Why your boss may be mad with power


(MoneyWatch) Have you ever known a perfectly nice person who turned into a monster when they got that promotion to manager? Turns out there may be a good explanation for that.

Science Daily cites a new study showing that people with power tend to see things as more black and white, and are therefore willing to enforce harsher punishments. The researchers, Scott Wiltermuth of the USC Marshall School of Business and Francis Flynn of the Stanford Graduate School of Business, set up an experiment where some students were given positions of power and others were not. Those in the "power" positions were far more likely to see things in stark, dualistic terms.

When facing a situation where a mistake had been made, the people in power were quick to attribute it to a clear cause and unlikely to say it depended on other factors. Wiltermuth says:

We found the same phenomenon when we made other people feel powerful, and we also found the resulting clarity led people to punish questionable behavior more severely. That link between power and more severe punishment could cause a huge problem for managers. What a manager sees as appropriate punishment could be seen as absolutely draconian by other people.

Their finding clarifies something I've observed in my own career: I now understand why micro-managers micro-manage. They gain power and suddenly they see things as black or white, right or wrong. And if their way is the right way to do something, by definition all other ways are the wrong way to do it. And since wrong is bad, they must stop their employees from doing bad. And the only way to do this is to make sure everything is done the right way, which must by definition be the way the boss would have done it himself.

I'm not sure if Wiltermuth and Flynn would agree that that is where their study leads, but it's something I've seen in practice. People have a hard time distinguishing between bad and different. They also have difficulty changing their minds, even when additional information is presented. Or they refuse to look at additional information.

For instance, on Wednesday I wrote about a person who wasaccused of wrongdoing at work while never even being asked to give her side of the story. That looks an awful lot like someone quickly making a decision and refusing to consider that there was more to the story.

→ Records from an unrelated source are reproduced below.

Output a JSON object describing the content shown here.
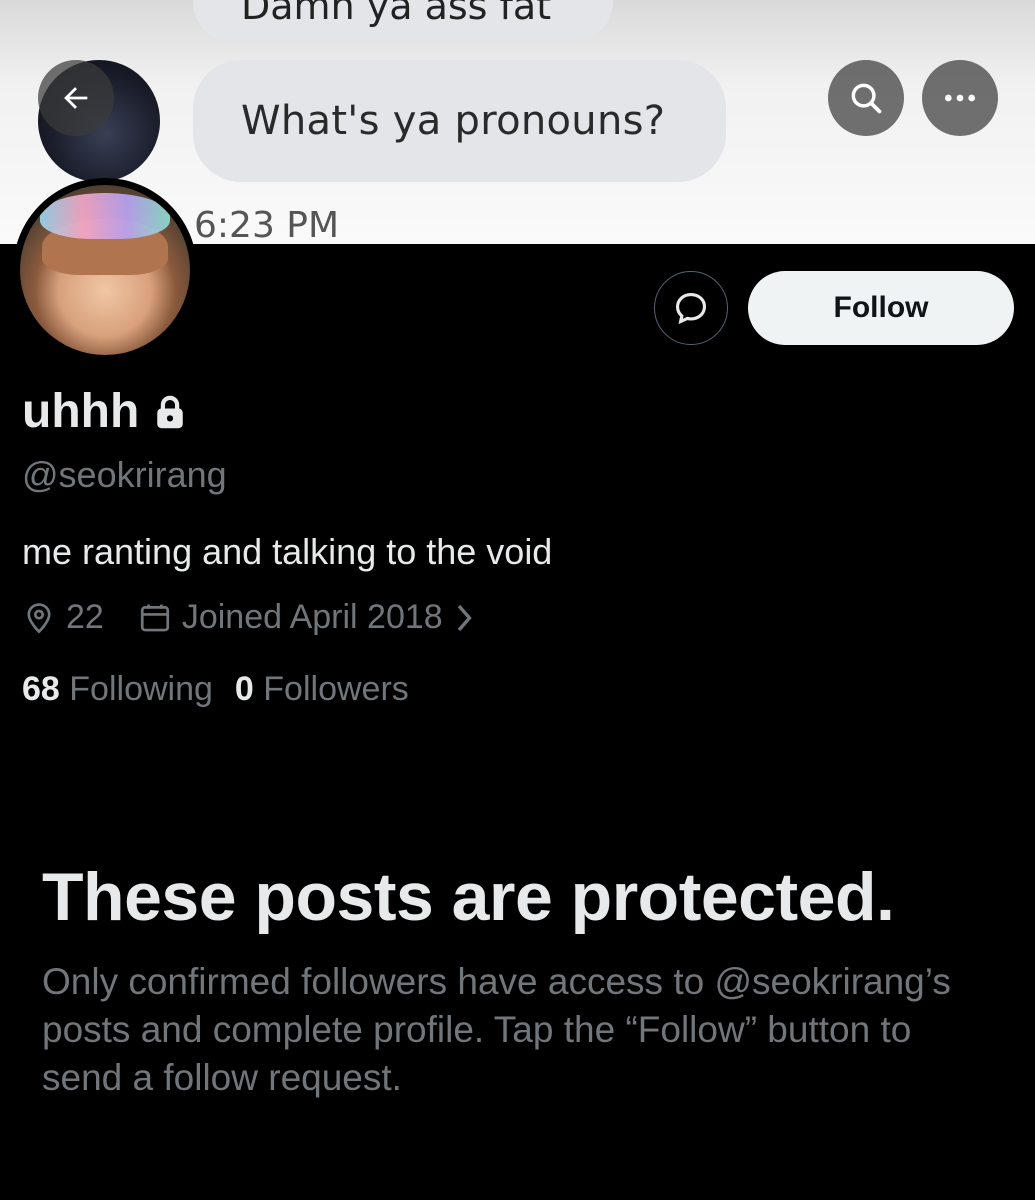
{
  "banner": {
    "bubble_partial_text": "Damn ya ass fat",
    "bubble_text": "What's ya pronouns?",
    "timestamp": "6:23 PM"
  },
  "header": {
    "back_icon": "back-arrow-icon",
    "search_icon": "search-icon",
    "more_icon": "more-icon"
  },
  "profile": {
    "display_name": "uhhh",
    "handle": "@seokrirang",
    "bio": "me ranting and talking to the void",
    "location": "22",
    "joined": "Joined April 2018",
    "following_count": "68",
    "following_label": "Following",
    "followers_count": "0",
    "followers_label": "Followers",
    "locked": true
  },
  "actions": {
    "follow_label": "Follow",
    "message_icon": "message-icon"
  },
  "protected": {
    "title": "These posts are protected.",
    "description": "Only confirmed followers have access to @seokrirang’s posts and complete profile. Tap the “Follow” button to send a follow request."
  },
  "colors": {
    "background": "#000000",
    "primary_text": "#e7e9ea",
    "secondary_text": "#71767b",
    "follow_button_bg": "#eff3f4"
  }
}
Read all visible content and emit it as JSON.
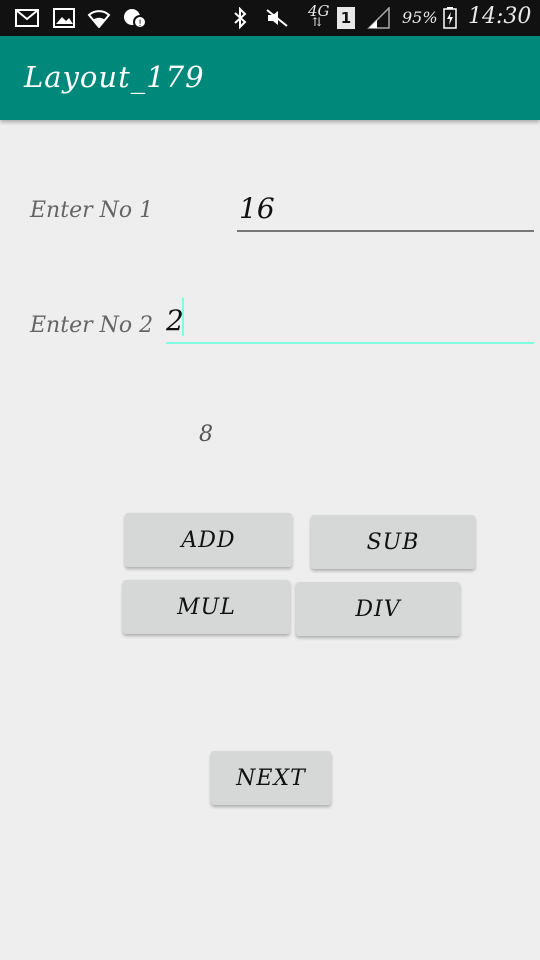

Of course, one of the things that is necessary in a leadership role is the ability to make a decision and stick to it. Waffling doesn't get things done. And getting complete information on any decision is nearly impossible. (Tell me, just how do you know that your best option for lunch was that cheeseburger?) Leaders need to make decisions and stick to them.

So it's a balancing act. If you're a manager, this study says you may be prone to make hard-line decisions. My advice is to take that into consideration. Set a goal for yourself that you will consider input from people every day before you act. Be careful in your hiring and surround yourself with good people who can help you make good choices -- and then listen to them.

Most of all, don't let that power go straight to your head.